[Stored items]
=== Begin Enclosure ===

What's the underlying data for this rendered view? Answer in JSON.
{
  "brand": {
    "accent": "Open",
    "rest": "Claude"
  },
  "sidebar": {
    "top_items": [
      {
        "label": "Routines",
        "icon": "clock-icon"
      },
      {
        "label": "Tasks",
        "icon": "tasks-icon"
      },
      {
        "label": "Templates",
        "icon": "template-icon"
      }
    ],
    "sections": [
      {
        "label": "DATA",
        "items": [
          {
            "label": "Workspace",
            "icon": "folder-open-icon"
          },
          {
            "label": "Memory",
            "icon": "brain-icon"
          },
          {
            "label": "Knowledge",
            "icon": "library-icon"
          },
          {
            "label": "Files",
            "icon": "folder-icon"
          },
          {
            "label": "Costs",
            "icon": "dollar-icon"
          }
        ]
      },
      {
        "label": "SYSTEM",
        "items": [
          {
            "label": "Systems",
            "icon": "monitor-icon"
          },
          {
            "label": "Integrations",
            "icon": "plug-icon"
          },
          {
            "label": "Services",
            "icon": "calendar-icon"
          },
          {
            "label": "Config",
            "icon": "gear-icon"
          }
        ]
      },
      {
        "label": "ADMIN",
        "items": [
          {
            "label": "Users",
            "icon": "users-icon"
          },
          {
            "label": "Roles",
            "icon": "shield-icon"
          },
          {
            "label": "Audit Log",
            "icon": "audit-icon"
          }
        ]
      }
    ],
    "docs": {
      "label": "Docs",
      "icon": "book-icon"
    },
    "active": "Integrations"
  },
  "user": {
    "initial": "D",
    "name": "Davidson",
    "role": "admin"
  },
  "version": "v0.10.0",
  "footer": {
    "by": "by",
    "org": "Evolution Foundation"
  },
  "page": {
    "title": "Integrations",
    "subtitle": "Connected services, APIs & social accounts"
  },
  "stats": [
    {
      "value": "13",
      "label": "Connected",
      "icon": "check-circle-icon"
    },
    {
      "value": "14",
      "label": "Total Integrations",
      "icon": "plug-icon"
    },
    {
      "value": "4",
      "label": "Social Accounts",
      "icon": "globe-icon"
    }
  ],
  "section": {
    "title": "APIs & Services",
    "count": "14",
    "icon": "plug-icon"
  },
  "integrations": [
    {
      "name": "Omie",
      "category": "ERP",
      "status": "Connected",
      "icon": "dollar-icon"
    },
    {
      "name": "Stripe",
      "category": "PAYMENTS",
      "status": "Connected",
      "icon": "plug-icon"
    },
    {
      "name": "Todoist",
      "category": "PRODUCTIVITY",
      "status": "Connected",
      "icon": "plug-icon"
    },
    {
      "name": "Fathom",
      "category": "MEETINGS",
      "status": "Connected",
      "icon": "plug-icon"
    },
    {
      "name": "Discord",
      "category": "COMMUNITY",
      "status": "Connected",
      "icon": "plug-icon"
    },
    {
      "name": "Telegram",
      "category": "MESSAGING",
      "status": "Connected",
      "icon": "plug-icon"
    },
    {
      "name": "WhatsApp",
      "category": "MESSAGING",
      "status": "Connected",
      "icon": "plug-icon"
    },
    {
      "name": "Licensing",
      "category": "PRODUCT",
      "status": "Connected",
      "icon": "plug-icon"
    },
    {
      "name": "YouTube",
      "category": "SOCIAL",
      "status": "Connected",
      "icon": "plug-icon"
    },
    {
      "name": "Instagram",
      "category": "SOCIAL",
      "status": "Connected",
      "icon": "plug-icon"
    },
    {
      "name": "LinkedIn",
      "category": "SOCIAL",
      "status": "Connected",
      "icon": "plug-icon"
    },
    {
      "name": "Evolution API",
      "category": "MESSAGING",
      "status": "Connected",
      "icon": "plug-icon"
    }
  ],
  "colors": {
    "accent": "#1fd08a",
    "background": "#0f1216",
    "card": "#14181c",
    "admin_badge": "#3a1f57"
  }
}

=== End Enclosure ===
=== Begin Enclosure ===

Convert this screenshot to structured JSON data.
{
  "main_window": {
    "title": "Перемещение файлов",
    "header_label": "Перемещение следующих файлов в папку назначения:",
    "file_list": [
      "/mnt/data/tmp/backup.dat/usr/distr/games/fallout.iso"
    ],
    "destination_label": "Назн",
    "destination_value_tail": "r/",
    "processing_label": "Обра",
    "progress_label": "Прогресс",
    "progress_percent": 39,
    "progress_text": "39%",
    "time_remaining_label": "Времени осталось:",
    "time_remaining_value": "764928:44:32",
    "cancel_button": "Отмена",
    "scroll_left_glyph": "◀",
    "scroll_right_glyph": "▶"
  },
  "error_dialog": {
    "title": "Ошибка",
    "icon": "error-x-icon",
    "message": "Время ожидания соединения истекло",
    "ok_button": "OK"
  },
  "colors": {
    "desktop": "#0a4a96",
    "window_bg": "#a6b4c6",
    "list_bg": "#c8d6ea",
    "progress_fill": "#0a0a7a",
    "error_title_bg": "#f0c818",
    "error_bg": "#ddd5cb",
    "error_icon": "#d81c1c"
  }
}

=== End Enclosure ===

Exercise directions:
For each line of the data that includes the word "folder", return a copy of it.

Result of the exercise:
            "icon": "folder-open-icon"
            "icon": "folder-icon"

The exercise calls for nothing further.